Considering purchasing a used car? Protect yourself from the tens of thousands of flood-damaged vehicles that flood the market every year. About half of all flood-damaged vehicles end up on the road again.
All sorts of natural disasters are responsible for these vehicles, but the majority of them come from areas that suffer from seasonal hurricanes, tropical storms and rising rivers that result in flooding. The damage from Hurricane Katrina and her sisters Rita and Wilma together left a staggering 600,000 vehicles covered in water. Even your average, predicable hurricane season will leave thousands of vehicles submerged and a total loss.
Dishonest salesmen buy these flood damaged cars, give them a face-lift, often drive them to a different state and sell them to unsuspecting buyers at a reduced price. The buyer walks away thinking they just got the deal of the century. However, no matter how good it looks, or no matter how good of a buy it seems, a flood-damaged vehicle quickly turns into a money pit before eventually dying an early death.
Larry Gamache, director of communication for CARFAX, cautions all buyers to beware – not just those living in flood prone areas. “Flood-damaged cars end up going to places where consumers don’t suspect it,” he says. “But as the con men get smarter, we get smarter on how we deter it.”
But it can get tricky when not all states have laws requiring salvage titles for flood-damaged vehicles. Most states let the insurance company make that decision, so a flooded car could get a clean title in one of those states, and end up back on the market.
One Victims Story:
“My parents got burned last year by purchasing a used car they did not know was flooded. The car looked immaculate and had no signs of flood until the electrical system and transmission failed. This was a horrible experience and cost my parents a lot of money. Who says lightning doesn’t strike twice? I was looking for another car for my parents and [found a] late model used car that looked brand new. The seller told me the car was perfect and was never hit, flooded or salvaged. I decided to sign up for CARFAX to help protect my parents. Oh my goodness, the car came up as a flood/salvage title. Thank God for CARFAX. They saved my parents from throwing an additional $13,000 down the drain.
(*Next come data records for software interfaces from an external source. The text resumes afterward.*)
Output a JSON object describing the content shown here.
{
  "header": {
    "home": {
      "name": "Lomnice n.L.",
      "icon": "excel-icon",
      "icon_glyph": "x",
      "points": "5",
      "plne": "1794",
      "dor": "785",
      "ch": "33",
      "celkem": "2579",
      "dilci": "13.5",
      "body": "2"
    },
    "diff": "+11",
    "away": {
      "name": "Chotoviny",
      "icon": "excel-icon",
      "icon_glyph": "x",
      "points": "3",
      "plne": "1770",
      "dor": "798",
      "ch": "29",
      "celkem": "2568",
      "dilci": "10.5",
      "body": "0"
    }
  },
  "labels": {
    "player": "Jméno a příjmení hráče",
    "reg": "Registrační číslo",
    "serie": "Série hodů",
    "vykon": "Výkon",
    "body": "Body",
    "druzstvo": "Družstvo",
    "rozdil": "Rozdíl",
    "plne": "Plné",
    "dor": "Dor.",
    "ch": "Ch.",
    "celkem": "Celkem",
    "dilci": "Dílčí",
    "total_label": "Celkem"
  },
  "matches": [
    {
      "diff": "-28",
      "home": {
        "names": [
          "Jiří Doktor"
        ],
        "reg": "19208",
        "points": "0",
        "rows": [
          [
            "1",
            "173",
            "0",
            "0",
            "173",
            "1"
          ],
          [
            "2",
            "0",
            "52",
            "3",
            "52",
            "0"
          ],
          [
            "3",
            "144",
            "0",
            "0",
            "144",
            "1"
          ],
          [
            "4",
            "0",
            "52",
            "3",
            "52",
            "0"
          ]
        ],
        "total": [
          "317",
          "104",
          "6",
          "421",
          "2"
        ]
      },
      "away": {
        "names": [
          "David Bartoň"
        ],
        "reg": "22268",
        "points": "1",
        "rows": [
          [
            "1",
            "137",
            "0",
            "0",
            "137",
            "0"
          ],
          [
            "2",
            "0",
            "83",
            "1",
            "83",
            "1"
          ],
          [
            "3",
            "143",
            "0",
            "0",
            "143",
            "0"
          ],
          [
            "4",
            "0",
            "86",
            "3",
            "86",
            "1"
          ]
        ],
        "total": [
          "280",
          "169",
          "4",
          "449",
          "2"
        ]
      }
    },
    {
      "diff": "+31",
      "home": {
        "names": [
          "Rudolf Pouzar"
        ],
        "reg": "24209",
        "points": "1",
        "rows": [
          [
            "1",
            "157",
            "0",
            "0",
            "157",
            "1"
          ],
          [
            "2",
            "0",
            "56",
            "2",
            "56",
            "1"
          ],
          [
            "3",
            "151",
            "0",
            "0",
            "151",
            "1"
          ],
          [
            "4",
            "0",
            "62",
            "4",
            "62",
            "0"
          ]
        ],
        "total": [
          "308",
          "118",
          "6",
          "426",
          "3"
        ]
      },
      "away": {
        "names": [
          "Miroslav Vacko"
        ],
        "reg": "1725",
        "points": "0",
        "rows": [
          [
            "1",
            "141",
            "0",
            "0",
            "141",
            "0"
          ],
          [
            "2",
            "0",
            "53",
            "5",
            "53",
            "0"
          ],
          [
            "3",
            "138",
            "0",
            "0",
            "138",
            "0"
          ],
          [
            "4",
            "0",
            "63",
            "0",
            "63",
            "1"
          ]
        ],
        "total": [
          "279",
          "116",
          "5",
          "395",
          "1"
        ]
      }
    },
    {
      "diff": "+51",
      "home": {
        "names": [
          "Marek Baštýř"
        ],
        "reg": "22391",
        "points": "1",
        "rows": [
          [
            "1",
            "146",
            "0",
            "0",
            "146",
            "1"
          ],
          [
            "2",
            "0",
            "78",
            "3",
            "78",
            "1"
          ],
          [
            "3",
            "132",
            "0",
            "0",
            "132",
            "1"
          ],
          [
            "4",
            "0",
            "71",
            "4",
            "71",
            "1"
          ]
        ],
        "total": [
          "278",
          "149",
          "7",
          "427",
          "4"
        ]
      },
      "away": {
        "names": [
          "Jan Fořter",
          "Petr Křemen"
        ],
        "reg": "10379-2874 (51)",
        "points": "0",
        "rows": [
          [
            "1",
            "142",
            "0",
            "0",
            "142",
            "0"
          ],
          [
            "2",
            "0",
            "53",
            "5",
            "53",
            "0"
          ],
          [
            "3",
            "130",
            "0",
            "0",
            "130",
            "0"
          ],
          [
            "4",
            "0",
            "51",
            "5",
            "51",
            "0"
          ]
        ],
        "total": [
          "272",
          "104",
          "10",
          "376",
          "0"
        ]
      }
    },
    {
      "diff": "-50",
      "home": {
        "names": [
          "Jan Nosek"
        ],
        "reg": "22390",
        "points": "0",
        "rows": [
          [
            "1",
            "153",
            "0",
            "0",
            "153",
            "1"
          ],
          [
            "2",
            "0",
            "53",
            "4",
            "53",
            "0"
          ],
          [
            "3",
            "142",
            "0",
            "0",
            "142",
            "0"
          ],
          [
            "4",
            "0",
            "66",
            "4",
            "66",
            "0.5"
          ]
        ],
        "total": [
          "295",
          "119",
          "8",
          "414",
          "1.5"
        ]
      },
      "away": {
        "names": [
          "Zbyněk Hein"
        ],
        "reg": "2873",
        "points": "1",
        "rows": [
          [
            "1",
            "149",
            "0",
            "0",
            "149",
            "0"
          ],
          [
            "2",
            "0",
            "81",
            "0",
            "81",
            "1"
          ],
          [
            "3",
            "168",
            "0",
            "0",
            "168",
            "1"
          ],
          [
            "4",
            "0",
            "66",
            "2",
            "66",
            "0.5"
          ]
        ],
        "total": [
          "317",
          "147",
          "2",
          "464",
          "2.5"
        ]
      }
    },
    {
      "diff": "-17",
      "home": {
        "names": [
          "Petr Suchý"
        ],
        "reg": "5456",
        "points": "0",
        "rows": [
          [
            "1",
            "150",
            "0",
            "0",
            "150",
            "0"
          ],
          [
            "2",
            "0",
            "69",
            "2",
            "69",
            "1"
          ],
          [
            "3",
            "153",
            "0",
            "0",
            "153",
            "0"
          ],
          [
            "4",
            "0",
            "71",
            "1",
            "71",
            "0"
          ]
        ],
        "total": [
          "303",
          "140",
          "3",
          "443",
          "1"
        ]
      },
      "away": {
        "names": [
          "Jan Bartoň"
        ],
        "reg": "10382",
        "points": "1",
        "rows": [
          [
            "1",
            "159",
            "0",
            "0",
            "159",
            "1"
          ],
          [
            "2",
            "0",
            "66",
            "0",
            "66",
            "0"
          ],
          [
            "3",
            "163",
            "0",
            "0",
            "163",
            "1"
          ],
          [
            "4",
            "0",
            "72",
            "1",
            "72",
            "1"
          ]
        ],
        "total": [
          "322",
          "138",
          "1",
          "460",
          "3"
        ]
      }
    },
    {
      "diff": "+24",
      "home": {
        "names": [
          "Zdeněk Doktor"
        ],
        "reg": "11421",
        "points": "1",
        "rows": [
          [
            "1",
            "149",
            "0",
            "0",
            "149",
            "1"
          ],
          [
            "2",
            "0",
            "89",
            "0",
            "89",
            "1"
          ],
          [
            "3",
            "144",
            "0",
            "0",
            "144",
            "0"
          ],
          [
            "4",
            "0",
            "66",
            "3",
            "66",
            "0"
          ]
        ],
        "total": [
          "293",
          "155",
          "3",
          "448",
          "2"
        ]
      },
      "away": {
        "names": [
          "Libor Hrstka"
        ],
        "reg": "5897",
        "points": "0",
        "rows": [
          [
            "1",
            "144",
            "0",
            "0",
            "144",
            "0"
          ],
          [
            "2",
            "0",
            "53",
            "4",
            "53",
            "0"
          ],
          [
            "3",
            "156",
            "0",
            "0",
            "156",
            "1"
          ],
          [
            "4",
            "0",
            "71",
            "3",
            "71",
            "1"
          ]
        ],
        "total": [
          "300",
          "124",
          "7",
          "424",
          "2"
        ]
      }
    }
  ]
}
I only wish I knew about CARFAX before my parents purchased the first one. Thank You CARFAX!” – Rich C., Virginia
How to Spot a Flood Car:
- If the price is too good to be true, it usually is. If the vehicle is truly in such a great shape, why are they selling? Ask the seller why, and if they give you a weak answer, be wary.
- Find out where the vehicle is from. Though, not all water-damaged vehicles come from common hurricane and flood areas, if it is from somewhere known to have been recently hit by a flood, it can be a huge indicator.
- Check for residual silt, mud and rust in the trunk, glove compartment, the dashboard and below the seats for signs of water damage, if there is evidence to be found these are common places to find it
- Examine upholstery and carpet closely; if it doesn’t seem to match the interior or if it fits loosely, it may have been replaced. Discolored, faded or stained materials could indicate water damage. Other signs of water damage are discoloring, staining or fading of the interior.
- Take a test drive. Make sure that all electronics, warning lights, gauges, airbag lights and ABS lights come on, even try the emergency lights and radio.
- Check the oil. If water has gotten into the oil, the color and thickness will be different. Instead of being dark like coffee, the oil will be more like the color of chocolate milk. The oil will also be thinner and may be sticky to the touch.
- Flex some of the wires beneath the dashboard, wet wires are brittle once dry and may crack.
- Take a deep breath and smell for musty odors from mildew. Another clue may be too much air freshener; it may be masking another smell.
- Go to a trusted mechanic for a pre-purchase inspection. Always get vehicles checked before handing over any money.
- Ask to see a vehicle history report. CARFAX Vehicle History Reports can reveal a flood title, and may indicate if a vehicle has been titled/registered in at-risk areas during flood and hurricane seasons. If the seller does not offer you a report, use the Vehicle Identification Number (VIN) available on the dashboard to check the car’s history at CARFAX.com.
If you suspect someone is guilty of committing fraud by knowingly selling a flood-damaged vehicle as a regular used vehicle in good condition, contact your auto insurance company, local law enforcement, or the National Insurance Crime Bureau at 1-800-835-6422 or 1-800-TEL-NICB.